Digging for Britain: Leicester Archaeology projects to feature on BBC
Projects led by Leicester archaeologists are to be showcased on the new series of BBC TWO’s primetime TV series Digging for Britain in the New Year.
Three University of Leicester Archaeological Services (ULAS) projects from across Leicester, Leicestershire and Rutland are to feature on the latest series, presented by Professor Alice Roberts.
The major discovery of a one-of-a-kind Roman mosaic on Rutland farmland will be the focus of the first episode to be broadcast on Tuesday 4 January at 8.00pm on BBC TWO and iPlayer following the Leicester team and undergraduate Archaeology students as they painstakingly uncover part of the story of Greek hero Achilles.
The 11m by 7m mosaic is the centrepiece of a newly discovered Roman villa complex comprising a range of buildings including a domestic focus, aisled barns, circular structures and what is thought to have been a bath house. The mosaic is unique in the UK, and one of only a handful from across Europe, to show Achilles’ battle with Hector at the conclusion of the Trojan War.
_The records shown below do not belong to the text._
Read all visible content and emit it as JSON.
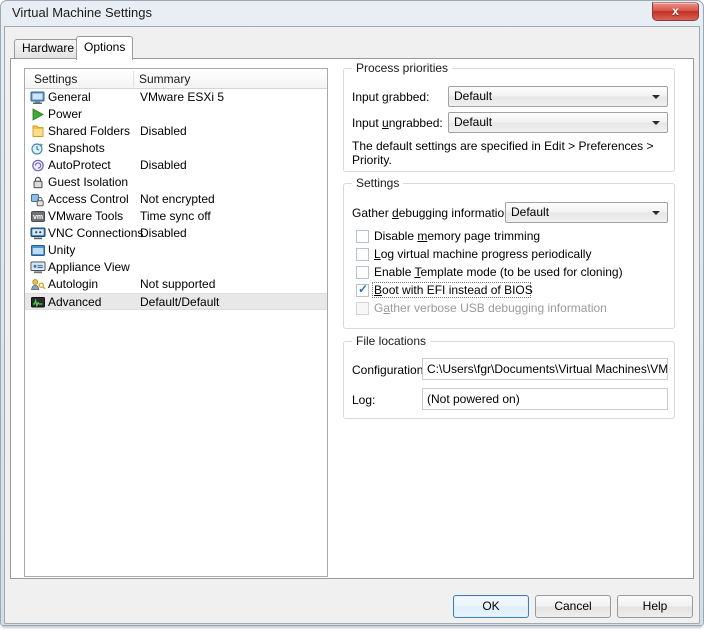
{
  "window": {
    "title": "Virtual Machine Settings",
    "close_label": "x"
  },
  "tabs": [
    {
      "label": "Hardware",
      "selected": false
    },
    {
      "label": "Options",
      "selected": true
    }
  ],
  "settings_list": {
    "columns": [
      "Settings",
      "Summary"
    ],
    "rows": [
      {
        "icon": "monitor-icon",
        "name": "General",
        "summary": "VMware ESXi 5"
      },
      {
        "icon": "play-green-icon",
        "name": "Power",
        "summary": ""
      },
      {
        "icon": "folder-yellow-icon",
        "name": "Shared Folders",
        "summary": "Disabled"
      },
      {
        "icon": "snapshot-clock-icon",
        "name": "Snapshots",
        "summary": ""
      },
      {
        "icon": "autoprotect-icon",
        "name": "AutoProtect",
        "summary": "Disabled"
      },
      {
        "icon": "lock-icon",
        "name": "Guest Isolation",
        "summary": ""
      },
      {
        "icon": "access-control-icon",
        "name": "Access Control",
        "summary": "Not encrypted"
      },
      {
        "icon": "vmware-tools-icon",
        "name": "VMware Tools",
        "summary": "Time sync off"
      },
      {
        "icon": "vnc-monitor-icon",
        "name": "VNC Connections",
        "summary": "Disabled"
      },
      {
        "icon": "unity-window-icon",
        "name": "Unity",
        "summary": ""
      },
      {
        "icon": "appliance-view-icon",
        "name": "Appliance View",
        "summary": ""
      },
      {
        "icon": "autologin-key-icon",
        "name": "Autologin",
        "summary": "Not supported"
      },
      {
        "icon": "advanced-chart-icon",
        "name": "Advanced",
        "summary": "Default/Default",
        "selected": true
      }
    ]
  },
  "process_priorities": {
    "title": "Process priorities",
    "input_grabbed": {
      "label_pre": "Input ",
      "label_acc": "g",
      "label_post": "rabbed:",
      "value": "Default"
    },
    "input_ungrabbed": {
      "label_pre": "Input ",
      "label_acc": "u",
      "label_post": "ngrabbed:",
      "value": "Default"
    },
    "note_line1": "The default settings are specified in Edit > Preferences >",
    "note_line2": "Priority."
  },
  "settings_group": {
    "title": "Settings",
    "gather_debugging": {
      "label_pre": "Gather ",
      "label_acc": "d",
      "label_post": "ebugging information:",
      "value": "Default"
    },
    "checkboxes": [
      {
        "pre": "Disable ",
        "acc": "m",
        "post": "emory page trimming",
        "full": "Disable memory page trimming",
        "checked": false,
        "disabled": false,
        "focused": false
      },
      {
        "pre": "",
        "acc": "L",
        "post": "og virtual machine progress periodically",
        "full": "Log virtual machine progress periodically",
        "checked": false,
        "disabled": false,
        "focused": false
      },
      {
        "pre": "Enable ",
        "acc": "T",
        "post": "emplate mode (to be used for cloning)",
        "full": "Enable Template mode (to be used for cloning)",
        "checked": false,
        "disabled": false,
        "focused": false
      },
      {
        "pre": "",
        "acc": "B",
        "post": "oot with EFI instead of BIOS",
        "full": "Boot with EFI instead of BIOS",
        "checked": true,
        "disabled": false,
        "focused": true
      },
      {
        "pre": "G",
        "acc": "a",
        "post": "ther verbose USB debugging information",
        "full": "Gather verbose USB debugging information",
        "checked": false,
        "disabled": true,
        "focused": false
      }
    ],
    "check_mark": "✓"
  },
  "file_locations": {
    "title": "File locations",
    "configuration_label": "Configuration:",
    "configuration_value": "C:\\Users\\fgr\\Documents\\Virtual Machines\\VMwar",
    "log_label": "Log:",
    "log_value": "(Not powered on)"
  },
  "buttons": {
    "ok": "OK",
    "cancel": "Cancel",
    "help": "Help"
  },
  "colors": {
    "accent_blue": "#3c7fb1",
    "close_red": "#c32f22",
    "check_blue": "#2c6fb8",
    "selection_grey": "#e8e8e8"
  }
}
Host, Professor Alice Roberts, said: “What I love about Digging for Britain is that, when we set out to film the series, we have no idea what discoveries might come to light.
“This year, the revelations have been nothing short of spectacular – including the astonishing Rutland Roman mosaic. Each find brings us closer to understanding the lives of people who once lived in Britain.
“Archaeology brings you into intimate contact with the physical reality of the past.”
The story of another Roman discovery, an elaborately-decorated bronze key handle excavated by ULAS experts at a site off Great Central Street in Leicester, will also feature in episode four of the series.
The handle portrays a ‘Barbarian’ grappling with a lion, together with four naked youths cowering in terror. It is among the first evidence from Roman Britain of executing captives by ‘throwing them to the lions’.
The key handle will feature in a programme later in episode four of the series based around Midlands discoveries that will also include recent excavations at Castle Hill Country Park, on the edge of Leicester. This project investigated remains of a manor linked with the medieval Order of Knights of the Hospital of Saint John of Jerusalem, commonly known as the Knights Hospitaller.
While the Hospitallers are familiar by name, their sites are largely unexcavated in the UK – making this a rare opportunity to explore this type of monument.
The project, involving volunteers from the local community and nearly 70 students from the School of Archaeology and Ancient History as part of their fieldwork module, concentrated on the Manor House site and its outer enclosure, and uncovered evidence of a large timber-framed hall with leaded windows and a tiled roof as well as many artefacts from the 13th and 14th Centuries.
John Thomas is Deputy Director of ULAS and also managed the Rutland dig. He said: “ULAS is one of only a handful of UK archaeological units that operate in a University environment, and the variety of expertise that offers gives us many opportunities for collaborative working.
“We’re really pleased to have worked with the School of Archaeology and Ancient History to provide vital student training on such wonderful archaeological sites. To have three of our projects making a significant contribution to Digging for Britain is fantastic for everyone – hopefully the stories that are told about them will inspire future generations of archaeologists who will doubtless make exciting discoveries of their own.”
University of Leicester Archaeological Services (ULAS) is an award-winning commercial archaeological unit that undertakes contracts across the UK.
The team features experts from a number of different archaeological fields, and works closely with academic staff from the University’s School of Archaeology and Ancient History.
Leicester Archaeology students have the opportunity to gain valuable practical and professional experience with ULAS specialists during their studies.